--- THE PROBLEM ---
Look for the word "Plugins" in the entries and copy each line where it appears.

--- GIVEN DATA ---
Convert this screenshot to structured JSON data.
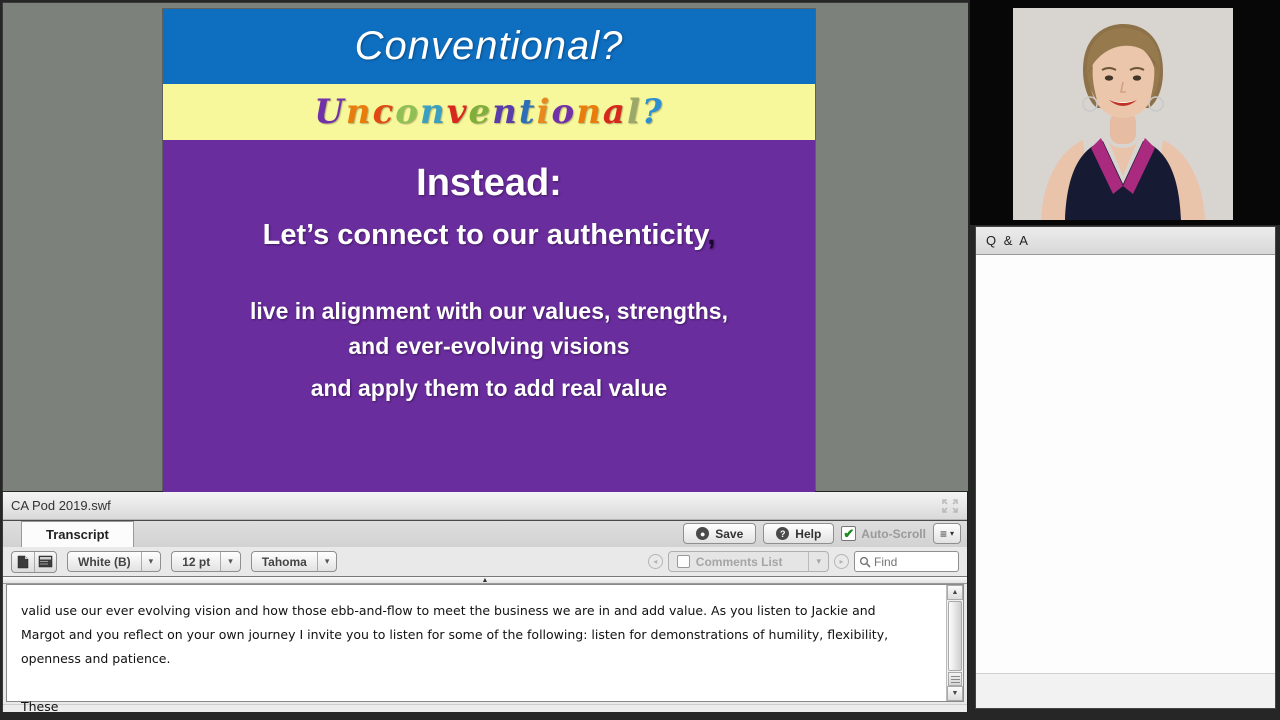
{
  "slide": {
    "title_conventional": "Conventional?",
    "title_unconventional_letters": [
      {
        "ch": "U",
        "color": "#7231a8"
      },
      {
        "ch": "n",
        "color": "#e87d0e"
      },
      {
        "ch": "c",
        "color": "#e04a12"
      },
      {
        "ch": "o",
        "color": "#8fbf55"
      },
      {
        "ch": "n",
        "color": "#3a9fc0"
      },
      {
        "ch": "v",
        "color": "#d7281d"
      },
      {
        "ch": "e",
        "color": "#7fae3b"
      },
      {
        "ch": "n",
        "color": "#5a3daa"
      },
      {
        "ch": "t",
        "color": "#2c6fb8"
      },
      {
        "ch": "i",
        "color": "#e8881e"
      },
      {
        "ch": "o",
        "color": "#7231a8"
      },
      {
        "ch": "n",
        "color": "#e87d0e"
      },
      {
        "ch": "a",
        "color": "#d7281d"
      },
      {
        "ch": "l",
        "color": "#9aa86a"
      },
      {
        "ch": "?",
        "color": "#2e8fd0"
      }
    ],
    "instead": "Instead:",
    "connect_line": "Let’s connect to our authenticity",
    "connect_comma": ",",
    "body_line1": "live in alignment with our values, strengths,",
    "body_line2": "and ever-evolving visions",
    "body_line3": "and apply them to add real value"
  },
  "transcript_panel": {
    "window_title": "CA Pod 2019.swf",
    "tab_label": "Transcript",
    "save_label": "Save",
    "help_label": "Help",
    "help_glyph": "?",
    "autoscroll_label": "Auto-Scroll",
    "autoscroll_check_glyph": "✔",
    "menu_glyph": "≡",
    "caret_glyph": "▾",
    "splitter_glyph": "▲",
    "scroll_up_glyph": "▲",
    "scroll_down_glyph": "▼",
    "nav_prev_glyph": "◂",
    "nav_next_glyph": "▸",
    "font_color_value": "White (B)",
    "font_size_value": "12 pt",
    "font_family_value": "Tahoma",
    "comments_list_label": "Comments List",
    "find_placeholder": "Find",
    "transcript_paragraph": "valid use our ever evolving vision and how those ebb-and-flow to meet the business we are in and add value. As you listen to Jackie and Margot and you reflect on your own journey I invite you to listen for some of the following: listen for demonstrations of humility, flexibility, openness and patience.",
    "transcript_paragraph2": "These"
  },
  "qa_panel": {
    "title": "Q & A"
  },
  "colors": {
    "slide_blue": "#0e6ec0",
    "slide_yellow": "#f7f79b",
    "slide_purple": "#6a2d9e",
    "stage_gray": "#7d817c",
    "check_green": "#1d8a1d"
  }
}
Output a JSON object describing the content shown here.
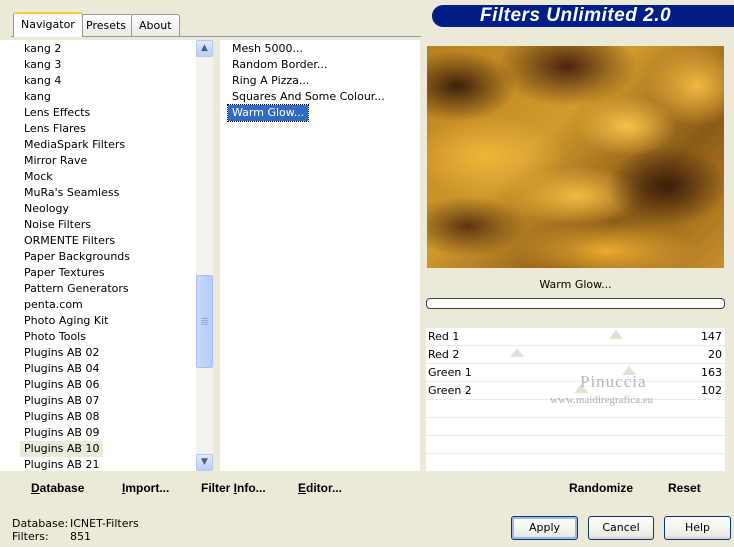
{
  "header": {
    "title": "Filters Unlimited 2.0"
  },
  "tabs": [
    {
      "label": "Navigator",
      "active": true
    },
    {
      "label": "Presets",
      "active": false
    },
    {
      "label": "About",
      "active": false
    }
  ],
  "categories": {
    "items": [
      "kang 2",
      "kang 3",
      "kang 4",
      "kang",
      "Lens Effects",
      "Lens Flares",
      "MediaSpark Filters",
      "Mirror Rave",
      "Mock",
      "MuRa's Seamless",
      "Neology",
      "Noise Filters",
      "ORMENTE Filters",
      "Paper Backgrounds",
      "Paper Textures",
      "Pattern Generators",
      "penta.com",
      "Photo Aging Kit",
      "Photo Tools",
      "Plugins AB 02",
      "Plugins AB 04",
      "Plugins AB 06",
      "Plugins AB 07",
      "Plugins AB 08",
      "Plugins AB 09",
      "Plugins AB 10",
      "Plugins AB 21"
    ],
    "selected": "Plugins AB 10"
  },
  "filters": {
    "items": [
      "Mesh 5000...",
      "Random Border...",
      "Ring A Pizza...",
      "Squares And Some Colour...",
      "Warm Glow..."
    ],
    "selected": "Warm Glow..."
  },
  "left_bar": {
    "database": {
      "underline": "D",
      "rest": "atabase"
    },
    "import": {
      "prefix": "",
      "underline": "I",
      "rest": "mport..."
    },
    "filter_info": {
      "prefix": "Filter ",
      "underline": "I",
      "rest": "nfo..."
    },
    "editor": {
      "underline": "E",
      "rest": "ditor..."
    }
  },
  "preview": {
    "filter_name": "Warm Glow..."
  },
  "params": [
    {
      "name": "Red 1",
      "value": "147",
      "level": 147
    },
    {
      "name": "Red 2",
      "value": "20",
      "level": 20
    },
    {
      "name": "Green 1",
      "value": "163",
      "level": 163
    },
    {
      "name": "Green 2",
      "value": "102",
      "level": 102
    }
  ],
  "watermark": {
    "name": "Pinuccia",
    "url": "www.maidiregrafica.eu"
  },
  "right_bar": {
    "randomize": "Randomize",
    "reset": "Reset"
  },
  "footer": {
    "database_label": "Database:",
    "database_value": "ICNET-Filters",
    "filters_label": "Filters:",
    "filters_value": "851"
  },
  "buttons": {
    "apply": "Apply",
    "cancel": "Cancel",
    "help": "Help"
  }
}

--- THE COMPLETED TASK ---
      "Plugins AB 02",
      "Plugins AB 04",
      "Plugins AB 06",
      "Plugins AB 07",
      "Plugins AB 08",
      "Plugins AB 09",
      "Plugins AB 10",
      "Plugins AB 21"
    "selected": "Plugins AB 10"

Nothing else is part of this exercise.